Pale, paler, palest
This spectacular reversal of fortunes has not only meant investment in the region but a re-assessment of pink wines across the board. Supermarket shelves now brim in all shades of rosé – even though the vast majority of them aspire to be as pale as the Provençal market leader. Where once existed the misconception that rosé could not be a serious wine, now the idea prevails that a rosé has to be pale in order to be good quality. This could not be more wrong. Rosé wines in every shade of pink – from barely there to lusciously deep – are thus a playground for explorers. Exciting rosés are now made around the world – all we can tell you is to think and drink pink.

Europe’s classic rosés: France
Rosé wines can be made from any red grape. Since rosé wines are made across Europe, from numerous grape varieties, there is a wide spectrum of styles informed by various grape varieties and climates. With 27,219 hectares of vineyards, Provence makes 42 percent of France’s rosé – and 91 percent of Provence production is pink, amounting to more than 150 million bottles.

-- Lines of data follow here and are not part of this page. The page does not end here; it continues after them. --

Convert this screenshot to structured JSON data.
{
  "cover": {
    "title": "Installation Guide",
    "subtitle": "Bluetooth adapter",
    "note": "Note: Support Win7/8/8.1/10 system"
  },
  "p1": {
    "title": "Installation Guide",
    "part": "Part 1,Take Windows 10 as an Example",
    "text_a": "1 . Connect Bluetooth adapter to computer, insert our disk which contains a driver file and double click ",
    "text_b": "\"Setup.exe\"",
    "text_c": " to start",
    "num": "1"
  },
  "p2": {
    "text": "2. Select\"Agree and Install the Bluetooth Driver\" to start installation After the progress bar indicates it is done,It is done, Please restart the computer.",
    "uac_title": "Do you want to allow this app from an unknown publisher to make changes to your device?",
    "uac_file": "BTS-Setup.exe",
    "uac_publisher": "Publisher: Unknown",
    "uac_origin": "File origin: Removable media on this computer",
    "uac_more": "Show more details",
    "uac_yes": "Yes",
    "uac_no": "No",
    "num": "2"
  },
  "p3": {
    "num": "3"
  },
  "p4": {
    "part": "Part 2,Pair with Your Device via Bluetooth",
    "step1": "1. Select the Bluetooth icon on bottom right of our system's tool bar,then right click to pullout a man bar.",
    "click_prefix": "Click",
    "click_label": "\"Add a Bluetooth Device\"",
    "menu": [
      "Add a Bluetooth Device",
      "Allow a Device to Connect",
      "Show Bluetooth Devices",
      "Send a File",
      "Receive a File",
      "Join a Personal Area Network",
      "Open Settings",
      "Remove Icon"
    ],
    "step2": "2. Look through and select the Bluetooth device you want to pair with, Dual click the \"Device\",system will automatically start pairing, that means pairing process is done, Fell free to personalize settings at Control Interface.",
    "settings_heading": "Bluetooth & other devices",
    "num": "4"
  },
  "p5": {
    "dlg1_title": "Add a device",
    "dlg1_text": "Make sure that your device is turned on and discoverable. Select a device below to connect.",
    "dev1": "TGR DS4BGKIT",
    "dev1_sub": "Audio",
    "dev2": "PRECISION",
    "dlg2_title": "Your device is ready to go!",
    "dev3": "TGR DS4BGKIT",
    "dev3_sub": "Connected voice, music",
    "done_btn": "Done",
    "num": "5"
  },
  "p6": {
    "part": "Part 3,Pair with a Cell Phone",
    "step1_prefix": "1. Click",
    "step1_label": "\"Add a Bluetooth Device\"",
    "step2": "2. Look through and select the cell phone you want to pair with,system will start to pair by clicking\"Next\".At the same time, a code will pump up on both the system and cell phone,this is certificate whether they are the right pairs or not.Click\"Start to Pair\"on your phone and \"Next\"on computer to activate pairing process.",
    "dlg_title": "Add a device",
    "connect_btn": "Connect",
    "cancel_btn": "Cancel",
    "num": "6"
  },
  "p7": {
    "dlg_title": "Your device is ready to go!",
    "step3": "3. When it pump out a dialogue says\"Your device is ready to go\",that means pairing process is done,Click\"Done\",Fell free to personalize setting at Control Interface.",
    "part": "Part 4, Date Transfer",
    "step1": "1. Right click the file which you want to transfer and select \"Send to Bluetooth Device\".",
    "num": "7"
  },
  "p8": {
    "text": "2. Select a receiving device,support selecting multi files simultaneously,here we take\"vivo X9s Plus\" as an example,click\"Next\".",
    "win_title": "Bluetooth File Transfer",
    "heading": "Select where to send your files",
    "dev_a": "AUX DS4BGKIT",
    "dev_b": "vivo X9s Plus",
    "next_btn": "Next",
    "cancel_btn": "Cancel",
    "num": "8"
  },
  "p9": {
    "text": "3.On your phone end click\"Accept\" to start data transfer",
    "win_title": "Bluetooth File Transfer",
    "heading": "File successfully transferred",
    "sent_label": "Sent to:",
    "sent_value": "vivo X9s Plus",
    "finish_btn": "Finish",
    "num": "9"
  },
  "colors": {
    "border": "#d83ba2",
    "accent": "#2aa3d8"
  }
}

Provençal rosés are mainly made from Grenache, Mourvèdre, Cinsault and Tibouren but Carignan, Counoise, Cabernet Sauvignon and Syrah are also used, as are white grapes like Clairette, Grenache Blanc and Rolle. The wines are dry and usually pale, capitalising on vivid citrus flavours. Bandol, an appellation within Provence, allows the same grape varieties but is famous for Mourvèdre, a late-ripening, thick-skinned grape, lending structure, spice and ageing potential. Tavel in the southern Rhône is probably France’s most historic and distinct rosé, an appellation dedicated entirely to rosé. Although tiny at just 904 hectares, it was France’s first appellation for rosé wine, given AOC status in 1936. Ernest Hemingway, for instance, was a big fan. Nine grape varieties are permitted and the wines are full-flavoured and deep-coloured, ideal for the robust, southern French flavours of bouillabaisse or grand aioli. If you have only tried pale rosé, you simply must graduate to this gastronomic, complex style. Another Rhône appellation with significant rosé production is Luberon and over in Languedoc, almost a fifth of the wines made are pink – from numerous varieties and across numerous appellations. The Loire valley also has a rosé track record: Sancerre rosé is made from Pinot Noir and is usually delicate, light and bone-dry. Further downstream, other styles take over, at different sweetness levels: Rosé de Loire, Rosé d’Anjou and Cabernet d’Anjou, are variously made from Cabernet Franc, Cabernet Sauvignon, Grolleau, Pineau d’Aunis, Gamay and Pinot Noir.

The world’s love affair with rosé is set to continue. Two reasons are paramount: rosé is no longer seen as just a summer wine and has year-round appeal. It has also moved on from perceptions of frivolousness and is enjoyed across genders. You only need to look at supermarket shelves, wine bars or restaurant tables: they shimmer in all shades of pink.